The Buddhist Concept of Equanimity as a Tool Against Anxiety

Woman meditating outdoors
Photo by Sigurdas

Sometimes, when I am seeking tools for my mental health toolbox, I find an idea that grabs me. It can be some small quote or a much bigger concept, such as with equanimity. I came across equanimity as a mind-body practice in the book "Buddha's Brain" by Rick Hanson. As with mindfulness, loving-kindness, compassion and other themes in meditation, it takes time to develop and should help promote a more grounded mind.

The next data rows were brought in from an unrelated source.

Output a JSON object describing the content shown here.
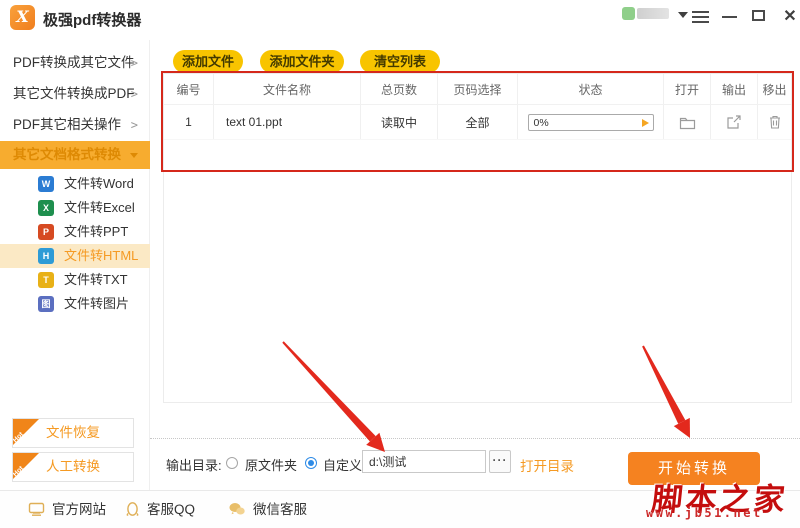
{
  "colors": {
    "accent_orange": "#F58220",
    "sidebar_active_orange": "#F7AC2F",
    "toolbar_yellow": "#F8C400",
    "link_orange": "#F59A23",
    "annotation_red": "#D5281B",
    "radio_blue": "#2E8BE6",
    "watermark_red": "#C40D0D"
  },
  "titlebar": {
    "app_name": "极强pdf转换器"
  },
  "sidebar": {
    "groups": [
      {
        "label": "PDF转换成其它文件",
        "chevron": ">"
      },
      {
        "label": "其它文件转换成PDF",
        "chevron": ">"
      },
      {
        "label": "PDF其它相关操作",
        "chevron": ">"
      },
      {
        "label": "其它文档格式转换"
      }
    ],
    "items": [
      {
        "label": "文件转Word",
        "badge": "W"
      },
      {
        "label": "文件转Excel",
        "badge": "X"
      },
      {
        "label": "文件转PPT",
        "badge": "P"
      },
      {
        "label": "文件转HTML",
        "badge": "H"
      },
      {
        "label": "文件转TXT",
        "badge": "T"
      },
      {
        "label": "文件转图片",
        "badge": "图"
      }
    ],
    "promos": [
      {
        "label": "文件恢复",
        "badge": "Hot"
      },
      {
        "label": "人工转换",
        "badge": "Hot"
      }
    ]
  },
  "toolbar": {
    "add_file": "添加文件",
    "add_folder": "添加文件夹",
    "clear_list": "清空列表"
  },
  "table": {
    "columns": [
      "编号",
      "文件名称",
      "总页数",
      "页码选择",
      "状态",
      "打开",
      "输出",
      "移出"
    ],
    "rows": [
      {
        "index": "1",
        "filename": "text 01.ppt",
        "pages": "读取中",
        "page_select": "全部",
        "progress": "0%"
      }
    ]
  },
  "output_bar": {
    "label": "输出目录:",
    "radio_original": "原文件夹",
    "radio_custom": "自定义",
    "path_value": "d:\\测试",
    "browse": "···",
    "open_dir": "打开目录",
    "start": "开始转换"
  },
  "footer": {
    "items": [
      {
        "label": "官方网站"
      },
      {
        "label": "客服QQ"
      },
      {
        "label": "微信客服"
      }
    ]
  },
  "watermark": {
    "title": "脚本之家",
    "url": "www.jb51.net"
  }
}
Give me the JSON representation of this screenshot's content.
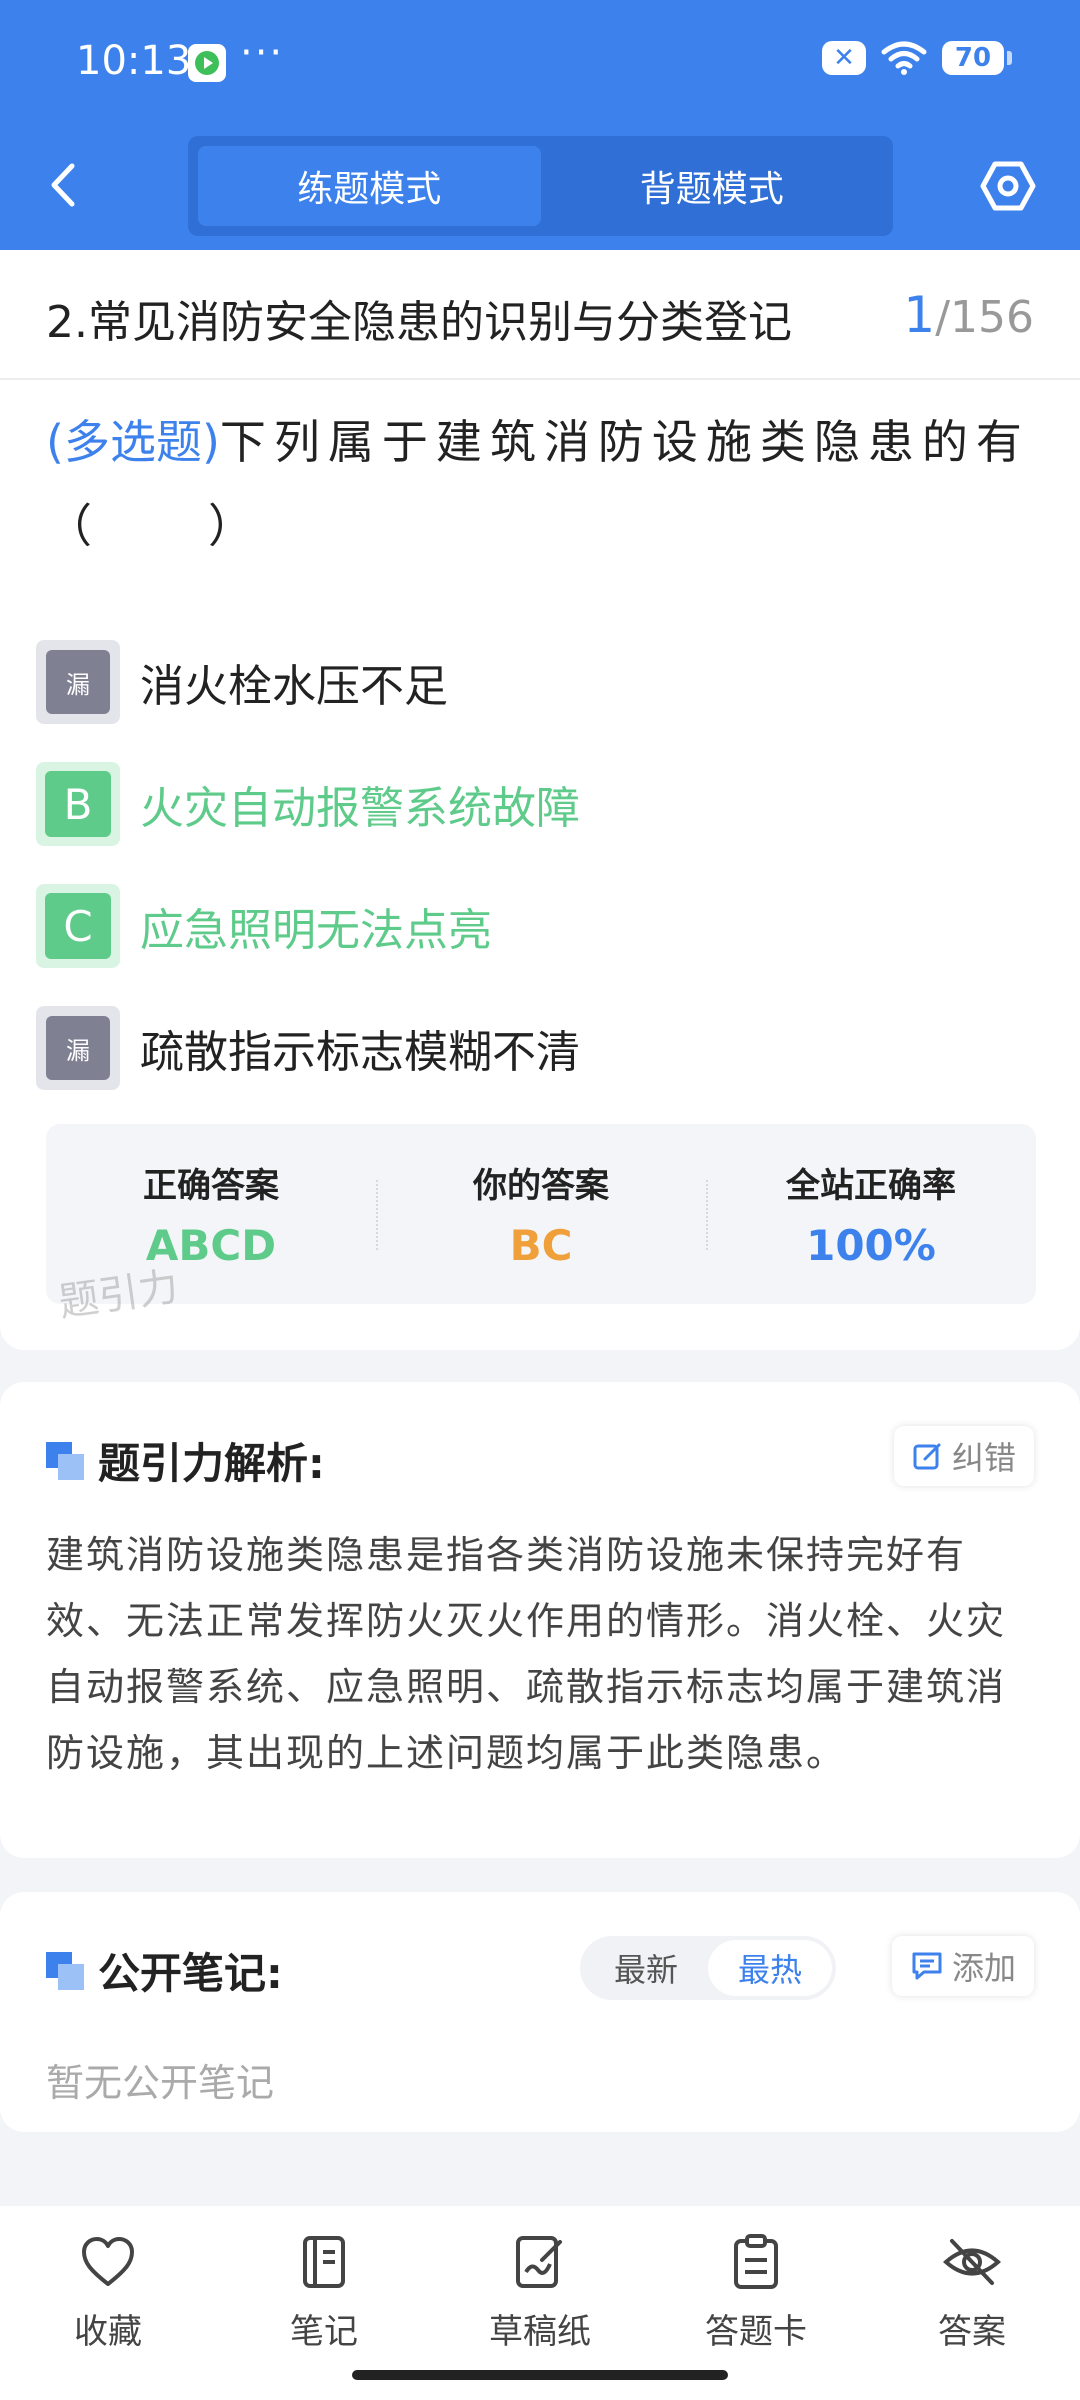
{
  "status_bar": {
    "time": "10:13",
    "dots": "···",
    "battery": "70"
  },
  "header": {
    "tabs": [
      {
        "label": "练题模式",
        "active": true
      },
      {
        "label": "背题模式",
        "active": false
      }
    ]
  },
  "question": {
    "section_title": "2.常见消防安全隐患的识别与分类登记",
    "current": "1",
    "total": "/156",
    "type": "(多选题)",
    "stem": "下列属于建筑消防设施类隐患的有（　　）",
    "options": [
      {
        "mark": "漏",
        "text": "消火栓水压不足",
        "state": "missed"
      },
      {
        "mark": "B",
        "text": "火灾自动报警系统故障",
        "state": "correct"
      },
      {
        "mark": "C",
        "text": "应急照明无法点亮",
        "state": "correct"
      },
      {
        "mark": "漏",
        "text": "疏散指示标志模糊不清",
        "state": "missed"
      }
    ],
    "answers": {
      "correct_label": "正确答案",
      "correct_value": "ABCD",
      "yours_label": "你的答案",
      "yours_value": "BC",
      "rate_label": "全站正确率",
      "rate_value": "100%"
    },
    "watermark": "题引力"
  },
  "analysis": {
    "title": "题引力解析:",
    "report_label": "纠错",
    "text": "建筑消防设施类隐患是指各类消防设施未保持完好有效、无法正常发挥防火灭火作用的情形。消火栓、火灾自动报警系统、应急照明、疏散指示标志均属于建筑消防设施，其出现的上述问题均属于此类隐患。"
  },
  "notes": {
    "title": "公开笔记:",
    "sort_latest": "最新",
    "sort_hot": "最热",
    "add_label": "添加",
    "empty_text": "暂无公开笔记"
  },
  "bottom_bar": [
    {
      "label": "收藏",
      "icon": "heart-icon"
    },
    {
      "label": "笔记",
      "icon": "notebook-icon"
    },
    {
      "label": "草稿纸",
      "icon": "draft-icon"
    },
    {
      "label": "答题卡",
      "icon": "answer-card-icon"
    },
    {
      "label": "答案",
      "icon": "eye-off-icon"
    }
  ],
  "colors": {
    "brand": "#3d82ec",
    "correct": "#5ecb8a",
    "yours": "#f0a03a"
  }
}
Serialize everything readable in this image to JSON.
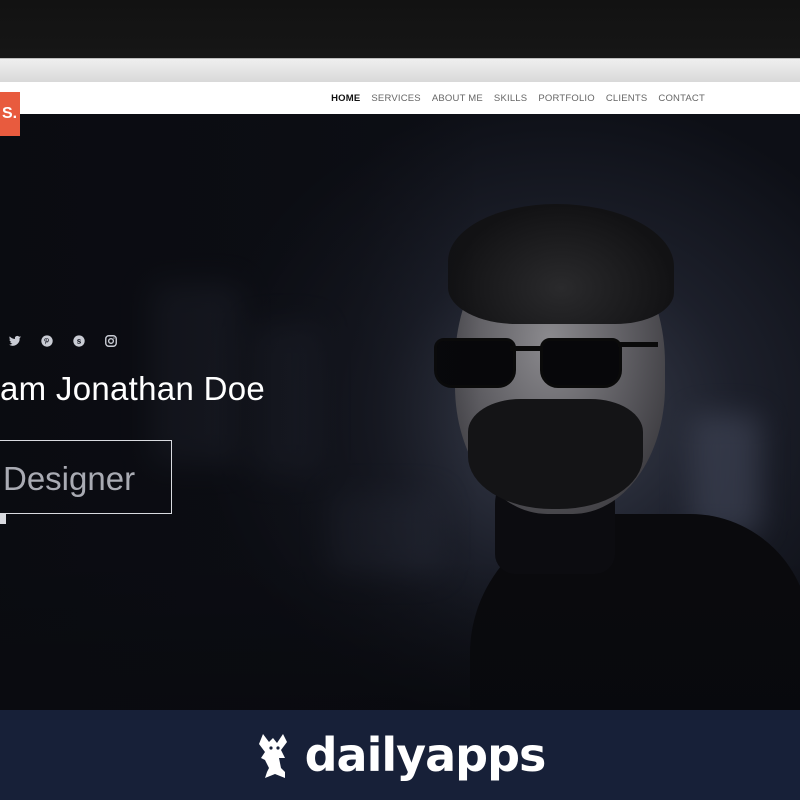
{
  "brand": {
    "badge_text": "S."
  },
  "nav": {
    "items": [
      {
        "label": "HOME",
        "active": true
      },
      {
        "label": "SERVICES",
        "active": false
      },
      {
        "label": "ABOUT ME",
        "active": false
      },
      {
        "label": "SKILLS",
        "active": false
      },
      {
        "label": "PORTFOLIO",
        "active": false
      },
      {
        "label": "CLIENTS",
        "active": false
      },
      {
        "label": "CONTACT",
        "active": false
      }
    ]
  },
  "hero": {
    "name_line": "am Jonathan Doe",
    "role": "Designer",
    "social_icons": [
      "twitter-icon",
      "pinterest-icon",
      "skype-icon",
      "instagram-icon"
    ]
  },
  "footer": {
    "logo_text": "dailyapps"
  },
  "colors": {
    "accent": "#e85b3e",
    "footer_bg": "#172038",
    "hero_bg": "#1c1f2a",
    "nav_active": "#111111"
  }
}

As I understood it, equanimity is much like radical acceptance. It's being okay with what's happening and what's to come. It's like finding no difference between good and bad when it comes to your mental well-being. I thought of it as not caring if you laughed or panicked all day. I'm sure my understanding will become more robust as I research and practice equanimity. It's learning to stop mentally clinging to good, wishing for only good, chasing pleasure and running from pain. All of these things will come whether we wish them or not.

In my thus far limited reading on the topic, I've found it repeated often that equanimity is not indifference. Practicing it will not make you some zombie without feelings. You'll just, with practice and patience, learn to keep your ego from determining how you feel, what you want and how you react to life's inevitable negative situations. I'm still not entirely sure how it works, but I'm willing to give it a try. It seems like a nice idea, even if I'm not successful. It can't hurt to read and think about it.

If you decide to meditate a bit on equanimity, I think it's important that you find quality meditations on the topic. There are a lot of too brief, non-specific or unrelated meditations out there labeled as equanimity meditations. Find something that's a good fit for you or even enhance your knowledge on the topic before creating your own meditations. I'm not sure if it will help your anxiety, but you're doing a lot of thinking anyway. You might as well think with a purpose.